Since then establishing BYOD in medical care facilities and offices has become an increasingly more popular option. Bring your own device, also known as BYOD, comes with many positive attributes. Office staff are allowed the freedom to individualize their smart phone or tablet to custom fit the demands of both vocation and lifestyle. The implementation of these devices overall decreases the use of and dependance on paper files and increases efficiency. Many users of BYOD phones and tablets say that they are able to find an extra half an hour of productivity simply by being able to process information on the go.
There are just a handful of hurdles that must be crossed before a healthcare office can take part in database virtualization.

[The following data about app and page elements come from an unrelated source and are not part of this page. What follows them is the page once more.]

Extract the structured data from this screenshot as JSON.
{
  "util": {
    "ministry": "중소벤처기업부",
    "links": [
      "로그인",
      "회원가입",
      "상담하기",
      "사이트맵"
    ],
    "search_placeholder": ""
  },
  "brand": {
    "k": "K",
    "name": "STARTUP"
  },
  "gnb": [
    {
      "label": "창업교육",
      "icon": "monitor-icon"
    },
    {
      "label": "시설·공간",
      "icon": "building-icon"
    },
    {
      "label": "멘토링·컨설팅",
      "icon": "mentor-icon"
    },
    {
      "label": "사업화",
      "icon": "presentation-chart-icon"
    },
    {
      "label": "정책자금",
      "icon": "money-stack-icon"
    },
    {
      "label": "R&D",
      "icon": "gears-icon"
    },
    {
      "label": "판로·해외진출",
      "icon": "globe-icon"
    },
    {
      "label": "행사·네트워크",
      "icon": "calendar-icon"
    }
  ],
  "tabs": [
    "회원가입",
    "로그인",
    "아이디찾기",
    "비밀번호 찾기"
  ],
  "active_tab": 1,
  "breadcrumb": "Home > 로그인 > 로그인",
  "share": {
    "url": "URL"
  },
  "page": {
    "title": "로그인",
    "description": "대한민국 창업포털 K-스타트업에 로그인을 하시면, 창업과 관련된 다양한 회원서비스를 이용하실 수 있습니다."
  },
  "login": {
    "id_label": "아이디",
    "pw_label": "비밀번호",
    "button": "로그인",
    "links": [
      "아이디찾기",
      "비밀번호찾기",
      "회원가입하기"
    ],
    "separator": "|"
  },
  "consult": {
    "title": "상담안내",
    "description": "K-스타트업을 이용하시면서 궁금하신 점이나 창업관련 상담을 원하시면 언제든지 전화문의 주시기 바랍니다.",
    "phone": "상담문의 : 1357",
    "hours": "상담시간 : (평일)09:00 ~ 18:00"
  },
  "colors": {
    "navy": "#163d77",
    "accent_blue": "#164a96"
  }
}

While there are many undeniable plusses to the implantation mobile healthcare technology, there are just as many caveats. These caveats come in the form of security threats. These security hazards include: BYOD theft or loss, improper disposal, and the interception of confidential medical transmissions. Not only are there the threats from malware, and human error, which play antagonist to all electronic data, there are also federal regulations on the transmission of healthcare information. These federal regulations come under the umbrella act known as the HIPAA Privacy Rule. Health Insurance Portability and Accountability Act of 1996, or HIPAA, regulates the use of Protected Health Information, or PHI. This act entitles health clearinghouses, employer sponsored health plans, health insurers and health care practitioners to engaged in controlled exchanges concerning and with patients. Thereby, HIPAA both allows and regulates BYOD activities.

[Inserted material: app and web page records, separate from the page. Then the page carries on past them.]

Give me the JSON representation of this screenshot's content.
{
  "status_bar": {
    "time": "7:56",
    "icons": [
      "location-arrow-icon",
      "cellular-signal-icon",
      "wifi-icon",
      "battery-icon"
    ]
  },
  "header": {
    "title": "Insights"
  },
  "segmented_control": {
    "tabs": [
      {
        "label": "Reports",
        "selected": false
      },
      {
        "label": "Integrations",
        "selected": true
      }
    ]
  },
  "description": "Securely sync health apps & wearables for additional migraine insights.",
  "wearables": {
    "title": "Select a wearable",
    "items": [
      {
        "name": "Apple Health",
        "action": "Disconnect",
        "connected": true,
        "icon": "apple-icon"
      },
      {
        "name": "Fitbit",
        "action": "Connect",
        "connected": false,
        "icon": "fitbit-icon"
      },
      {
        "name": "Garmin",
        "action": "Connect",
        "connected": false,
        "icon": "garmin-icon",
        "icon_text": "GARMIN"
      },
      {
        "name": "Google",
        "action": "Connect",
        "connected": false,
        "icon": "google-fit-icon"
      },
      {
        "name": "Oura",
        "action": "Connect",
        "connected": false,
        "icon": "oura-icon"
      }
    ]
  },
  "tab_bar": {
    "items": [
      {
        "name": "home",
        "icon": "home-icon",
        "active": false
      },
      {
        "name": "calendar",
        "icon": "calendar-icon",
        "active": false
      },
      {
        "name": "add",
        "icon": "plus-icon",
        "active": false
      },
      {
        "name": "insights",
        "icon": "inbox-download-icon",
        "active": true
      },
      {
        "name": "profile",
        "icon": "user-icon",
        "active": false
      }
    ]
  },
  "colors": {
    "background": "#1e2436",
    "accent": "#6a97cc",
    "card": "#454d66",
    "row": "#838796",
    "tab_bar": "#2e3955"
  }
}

The high-tech term for this synergy between security and usability is Health 2.0. Health 2.0 is the electronic infrastructure that promotes collaboration between medical professionals and the dissemination of information to patients, their health care practitioners, and other interested professionals.
Within healthcare 2.0 resides the necessary security of HIPAA compliant email encryption. HIPAA compliant email encryption works much like any other wireless protection, but with the added security that is mandated by the regulatory law. However, not all secure messaging services are created equal. When seeking an email protection service, be certain that it will operated under the rigors of your business. Can it protect multiple accounts, under what stress and against what are all great questions to have answered. Furthermore, HIPAA compliant email encryption may not cover other means of messaging.

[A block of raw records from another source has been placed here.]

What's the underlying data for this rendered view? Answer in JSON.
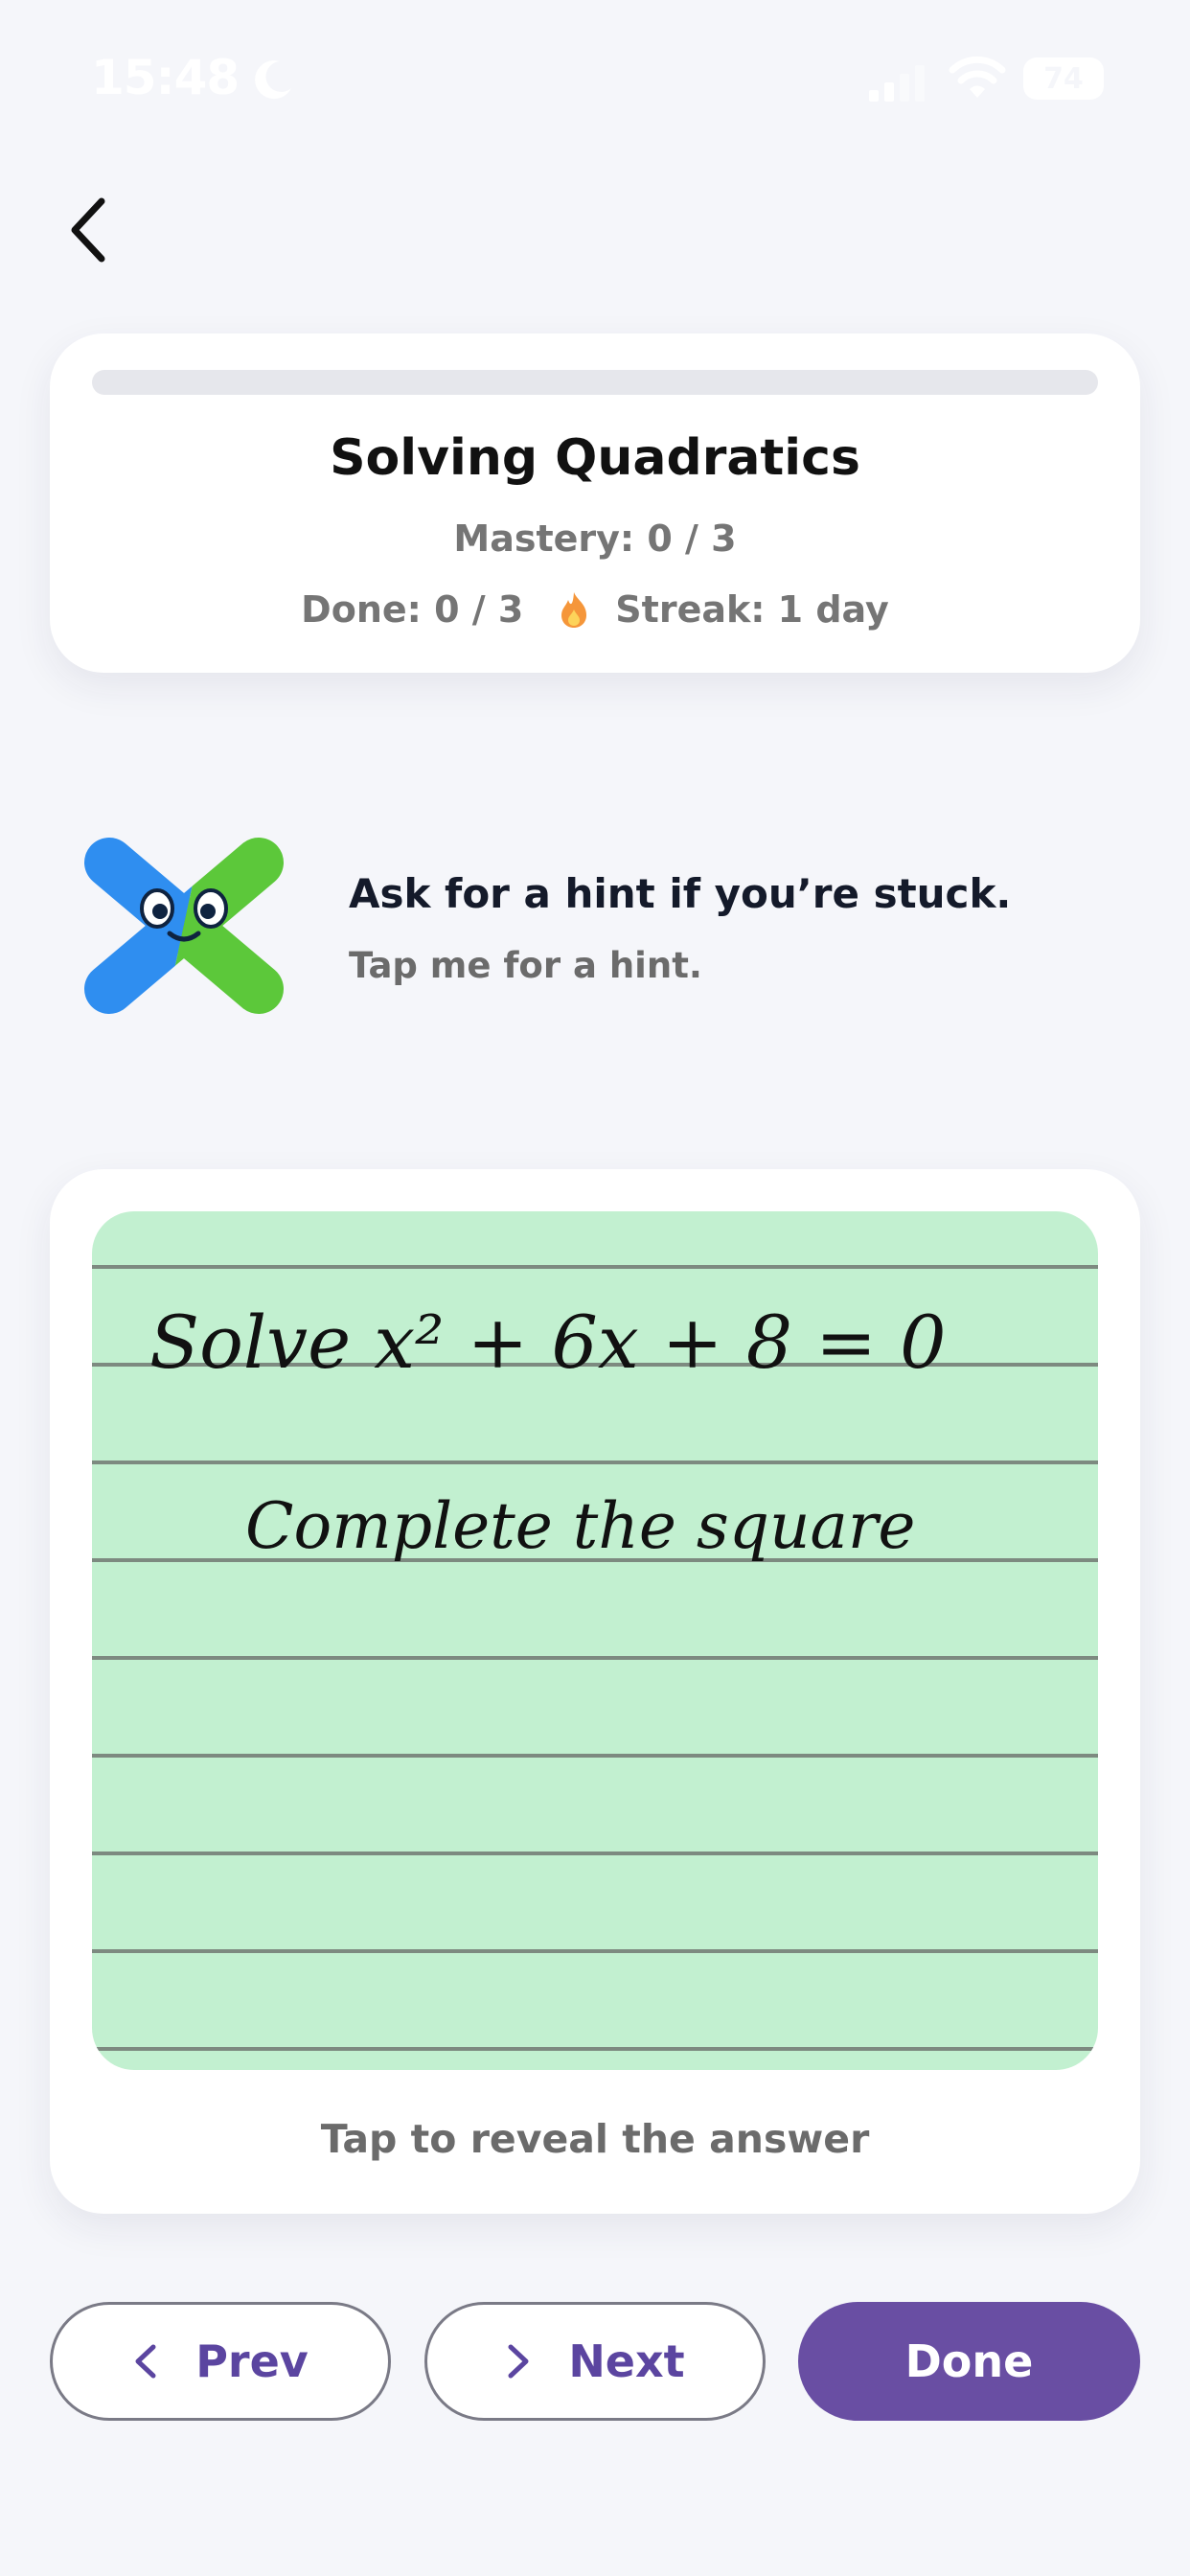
{
  "status_bar": {
    "time": "15:48",
    "battery": "74"
  },
  "topic": {
    "title": "Solving Quadratics",
    "mastery": "Mastery: 0 / 3",
    "done": "Done: 0 / 3",
    "streak": "Streak: 1 day",
    "progress_fraction": 0
  },
  "hint": {
    "title": "Ask for a hint if you’re stuck.",
    "subtitle": "Tap me for a hint."
  },
  "card": {
    "question_text": "Solve x² + 6x + 8 = 0",
    "hint_text": "Complete the square",
    "reveal_label": "Tap to reveal the answer"
  },
  "buttons": {
    "prev": "Prev",
    "next": "Next",
    "done": "Done"
  },
  "colors": {
    "accent": "#694ea3",
    "notepad": "#c2f0d0",
    "background": "#f5f6fa"
  }
}
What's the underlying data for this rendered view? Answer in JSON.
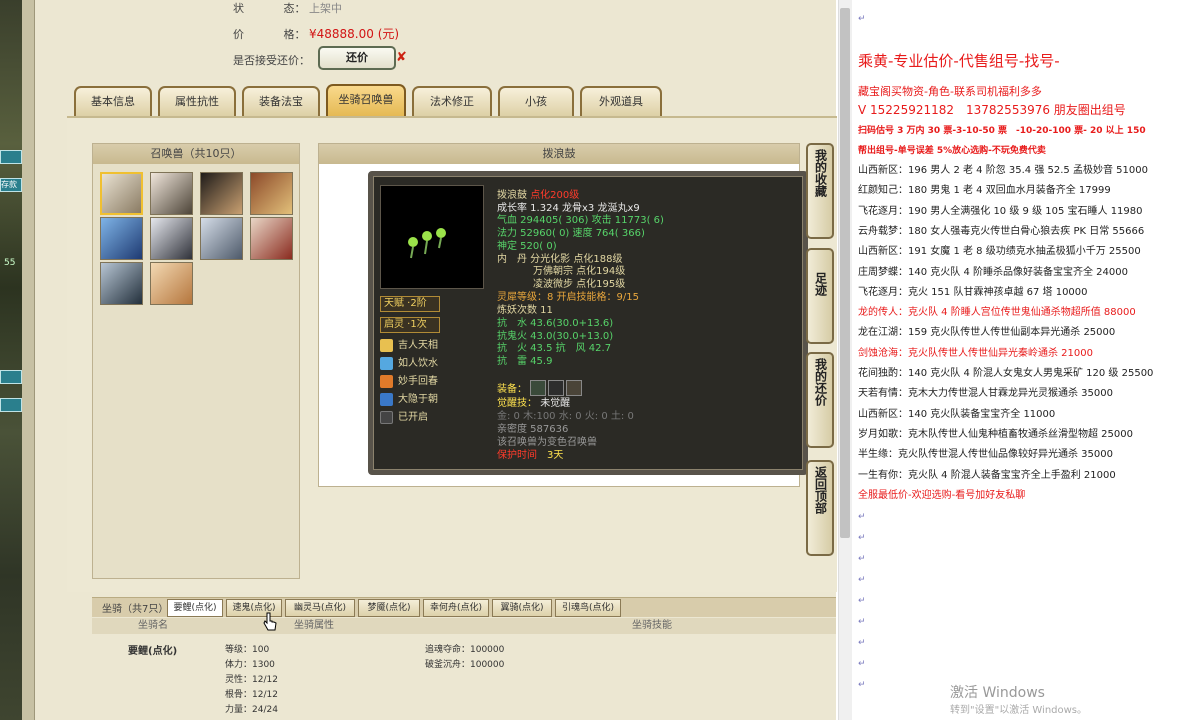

Secure text messaging for healthcare and healthcare mobile apps can both help ensure the security of medical documents, and ultimately the business of patents and clients. With these protections subscribed to, HIPAA compliant messaging will be a worry of the past.
Helpful research also found here.